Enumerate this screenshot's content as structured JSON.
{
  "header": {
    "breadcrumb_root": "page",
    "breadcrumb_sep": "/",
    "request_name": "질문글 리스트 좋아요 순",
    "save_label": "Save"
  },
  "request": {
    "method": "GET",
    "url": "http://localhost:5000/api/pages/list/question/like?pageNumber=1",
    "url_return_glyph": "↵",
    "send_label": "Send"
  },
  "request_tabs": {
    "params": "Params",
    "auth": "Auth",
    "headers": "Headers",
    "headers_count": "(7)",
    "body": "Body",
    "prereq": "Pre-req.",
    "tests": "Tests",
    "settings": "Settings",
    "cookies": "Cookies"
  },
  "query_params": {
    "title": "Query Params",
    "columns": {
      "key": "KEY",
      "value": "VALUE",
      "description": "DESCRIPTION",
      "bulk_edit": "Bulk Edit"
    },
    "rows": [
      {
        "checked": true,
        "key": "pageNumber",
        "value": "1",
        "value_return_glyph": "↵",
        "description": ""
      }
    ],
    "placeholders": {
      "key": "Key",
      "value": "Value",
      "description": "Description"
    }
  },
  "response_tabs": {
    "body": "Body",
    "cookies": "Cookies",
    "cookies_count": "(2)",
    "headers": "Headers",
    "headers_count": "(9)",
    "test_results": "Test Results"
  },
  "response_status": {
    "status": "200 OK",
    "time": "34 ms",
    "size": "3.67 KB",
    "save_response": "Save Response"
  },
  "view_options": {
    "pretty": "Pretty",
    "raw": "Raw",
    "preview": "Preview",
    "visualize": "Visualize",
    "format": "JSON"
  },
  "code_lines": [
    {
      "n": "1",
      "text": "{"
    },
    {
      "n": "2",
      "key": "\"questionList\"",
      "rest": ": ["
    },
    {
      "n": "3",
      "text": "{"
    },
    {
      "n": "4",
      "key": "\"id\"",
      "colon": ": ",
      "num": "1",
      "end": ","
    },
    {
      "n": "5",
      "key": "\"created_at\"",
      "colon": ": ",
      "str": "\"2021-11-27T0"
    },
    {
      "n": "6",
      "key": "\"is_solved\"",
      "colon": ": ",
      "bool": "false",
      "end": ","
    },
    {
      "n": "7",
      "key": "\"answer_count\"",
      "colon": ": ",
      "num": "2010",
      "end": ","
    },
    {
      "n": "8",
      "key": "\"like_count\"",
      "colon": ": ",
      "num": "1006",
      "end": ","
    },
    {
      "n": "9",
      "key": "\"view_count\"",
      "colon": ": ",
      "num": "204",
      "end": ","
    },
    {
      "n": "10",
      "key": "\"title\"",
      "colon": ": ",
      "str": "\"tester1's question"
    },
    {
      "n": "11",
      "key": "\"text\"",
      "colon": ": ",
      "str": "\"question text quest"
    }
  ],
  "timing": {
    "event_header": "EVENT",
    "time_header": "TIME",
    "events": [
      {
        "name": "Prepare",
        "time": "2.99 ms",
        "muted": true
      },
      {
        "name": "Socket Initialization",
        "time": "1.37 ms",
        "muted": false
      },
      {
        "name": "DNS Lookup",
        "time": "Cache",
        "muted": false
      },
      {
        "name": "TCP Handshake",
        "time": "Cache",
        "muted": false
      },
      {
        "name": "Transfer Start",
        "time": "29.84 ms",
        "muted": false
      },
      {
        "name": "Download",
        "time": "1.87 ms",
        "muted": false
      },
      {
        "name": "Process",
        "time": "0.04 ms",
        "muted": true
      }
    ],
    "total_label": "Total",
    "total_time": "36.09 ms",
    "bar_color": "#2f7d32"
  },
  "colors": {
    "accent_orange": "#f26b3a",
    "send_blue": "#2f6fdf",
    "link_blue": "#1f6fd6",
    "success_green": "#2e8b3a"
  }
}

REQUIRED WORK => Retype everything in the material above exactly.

SOLUTION FOR THIS PROBLEM =>
Enumerate this screenshot's content as structured JSON.
{
  "header": {
    "breadcrumb_root": "page",
    "breadcrumb_sep": "/",
    "request_name": "질문글 리스트 좋아요 순",
    "save_label": "Save"
  },
  "request": {
    "method": "GET",
    "url": "http://localhost:5000/api/pages/list/question/like?pageNumber=1",
    "url_return_glyph": "↵",
    "send_label": "Send"
  },
  "request_tabs": {
    "params": "Params",
    "auth": "Auth",
    "headers": "Headers",
    "headers_count": "(7)",
    "body": "Body",
    "prereq": "Pre-req.",
    "tests": "Tests",
    "settings": "Settings",
    "cookies": "Cookies"
  },
  "query_params": {
    "title": "Query Params",
    "columns": {
      "key": "KEY",
      "value": "VALUE",
      "description": "DESCRIPTION",
      "bulk_edit": "Bulk Edit"
    },
    "rows": [
      {
        "checked": true,
        "key": "pageNumber",
        "value": "1",
        "value_return_glyph": "↵",
        "description": ""
      }
    ],
    "placeholders": {
      "key": "Key",
      "value": "Value",
      "description": "Description"
    }
  },
  "response_tabs": {
    "body": "Body",
    "cookies": "Cookies",
    "cookies_count": "(2)",
    "headers": "Headers",
    "headers_count": "(9)",
    "test_results": "Test Results"
  },
  "response_status": {
    "status": "200 OK",
    "time": "34 ms",
    "size": "3.67 KB",
    "save_response": "Save Response"
  },
  "view_options": {
    "pretty": "Pretty",
    "raw": "Raw",
    "preview": "Preview",
    "visualize": "Visualize",
    "format": "JSON"
  },
  "code_lines": [
    {
      "n": "1",
      "text": "{"
    },
    {
      "n": "2",
      "key": "\"questionList\"",
      "rest": ": ["
    },
    {
      "n": "3",
      "text": "{"
    },
    {
      "n": "4",
      "key": "\"id\"",
      "colon": ": ",
      "num": "1",
      "end": ","
    },
    {
      "n": "5",
      "key": "\"created_at\"",
      "colon": ": ",
      "str": "\"2021-11-27T0"
    },
    {
      "n": "6",
      "key": "\"is_solved\"",
      "colon": ": ",
      "bool": "false",
      "end": ","
    },
    {
      "n": "7",
      "key": "\"answer_count\"",
      "colon": ": ",
      "num": "2010",
      "end": ","
    },
    {
      "n": "8",
      "key": "\"like_count\"",
      "colon": ": ",
      "num": "1006",
      "end": ","
    },
    {
      "n": "9",
      "key": "\"view_count\"",
      "colon": ": ",
      "num": "204",
      "end": ","
    },
    {
      "n": "10",
      "key": "\"title\"",
      "colon": ": ",
      "str": "\"tester1's question"
    },
    {
      "n": "11",
      "key": "\"text\"",
      "colon": ": ",
      "str": "\"question text quest"
    }
  ],
  "timing": {
    "event_header": "EVENT",
    "time_header": "TIME",
    "events": [
      {
        "name": "Prepare",
        "time": "2.99 ms",
        "muted": true
      },
      {
        "name": "Socket Initialization",
        "time": "1.37 ms",
        "muted": false
      },
      {
        "name": "DNS Lookup",
        "time": "Cache",
        "muted": false
      },
      {
        "name": "TCP Handshake",
        "time": "Cache",
        "muted": false
      },
      {
        "name": "Transfer Start",
        "time": "29.84 ms",
        "muted": false
      },
      {
        "name": "Download",
        "time": "1.87 ms",
        "muted": false
      },
      {
        "name": "Process",
        "time": "0.04 ms",
        "muted": true
      }
    ],
    "total_label": "Total",
    "total_time": "36.09 ms",
    "bar_color": "#2f7d32"
  },
  "colors": {
    "accent_orange": "#f26b3a",
    "send_blue": "#2f6fdf",
    "link_blue": "#1f6fd6",
    "success_green": "#2e8b3a"
  }
}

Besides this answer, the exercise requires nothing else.